→ **WORK ORDER**
An exact copy of the entries below is the expected answer.

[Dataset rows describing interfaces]
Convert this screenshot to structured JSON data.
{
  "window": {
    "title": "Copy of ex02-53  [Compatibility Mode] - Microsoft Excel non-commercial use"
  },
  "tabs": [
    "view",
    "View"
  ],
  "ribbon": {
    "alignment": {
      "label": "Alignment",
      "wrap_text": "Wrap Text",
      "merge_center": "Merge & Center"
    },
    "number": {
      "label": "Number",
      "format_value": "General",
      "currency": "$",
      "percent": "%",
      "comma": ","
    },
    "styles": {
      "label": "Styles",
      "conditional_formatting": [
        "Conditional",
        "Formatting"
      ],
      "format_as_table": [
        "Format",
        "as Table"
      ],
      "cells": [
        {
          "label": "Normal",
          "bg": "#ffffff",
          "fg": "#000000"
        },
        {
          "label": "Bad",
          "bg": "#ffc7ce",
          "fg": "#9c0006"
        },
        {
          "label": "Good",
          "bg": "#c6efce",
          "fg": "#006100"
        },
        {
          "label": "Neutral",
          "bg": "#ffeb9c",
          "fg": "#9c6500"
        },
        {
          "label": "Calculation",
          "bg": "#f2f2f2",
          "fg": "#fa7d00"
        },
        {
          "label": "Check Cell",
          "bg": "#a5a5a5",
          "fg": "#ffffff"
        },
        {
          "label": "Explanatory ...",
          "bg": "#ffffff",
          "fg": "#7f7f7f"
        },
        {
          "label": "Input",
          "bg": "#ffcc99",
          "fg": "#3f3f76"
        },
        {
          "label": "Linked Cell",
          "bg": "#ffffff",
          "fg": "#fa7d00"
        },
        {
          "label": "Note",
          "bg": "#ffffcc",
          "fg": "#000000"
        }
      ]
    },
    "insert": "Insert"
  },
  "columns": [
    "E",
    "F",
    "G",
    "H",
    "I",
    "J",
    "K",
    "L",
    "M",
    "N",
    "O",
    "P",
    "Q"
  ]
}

→ **COMPLETED EXERCISE**
Convert this screenshot to structured JSON data.
{
  "window": {
    "title": "Copy of ex02-53  [Compatibility Mode] - Microsoft Excel non-commercial use"
  },
  "tabs": [
    "view",
    "View"
  ],
  "ribbon": {
    "alignment": {
      "label": "Alignment",
      "wrap_text": "Wrap Text",
      "merge_center": "Merge & Center"
    },
    "number": {
      "label": "Number",
      "format_value": "General",
      "currency": "$",
      "percent": "%",
      "comma": ","
    },
    "styles": {
      "label": "Styles",
      "conditional_formatting": [
        "Conditional",
        "Formatting"
      ],
      "format_as_table": [
        "Format",
        "as Table"
      ],
      "cells": [
        {
          "label": "Normal",
          "bg": "#ffffff",
          "fg": "#000000"
        },
        {
          "label": "Bad",
          "bg": "#ffc7ce",
          "fg": "#9c0006"
        },
        {
          "label": "Good",
          "bg": "#c6efce",
          "fg": "#006100"
        },
        {
          "label": "Neutral",
          "bg": "#ffeb9c",
          "fg": "#9c6500"
        },
        {
          "label": "Calculation",
          "bg": "#f2f2f2",
          "fg": "#fa7d00"
        },
        {
          "label": "Check Cell",
          "bg": "#a5a5a5",
          "fg": "#ffffff"
        },
        {
          "label": "Explanatory ...",
          "bg": "#ffffff",
          "fg": "#7f7f7f"
        },
        {
          "label": "Input",
          "bg": "#ffcc99",
          "fg": "#3f3f76"
        },
        {
          "label": "Linked Cell",
          "bg": "#ffffff",
          "fg": "#fa7d00"
        },
        {
          "label": "Note",
          "bg": "#ffffcc",
          "fg": "#000000"
        }
      ]
    },
    "insert": "Insert"
  },
  "columns": [
    "E",
    "F",
    "G",
    "H",
    "I",
    "J",
    "K",
    "L",
    "M",
    "N",
    "O",
    "P",
    "Q"
  ]
}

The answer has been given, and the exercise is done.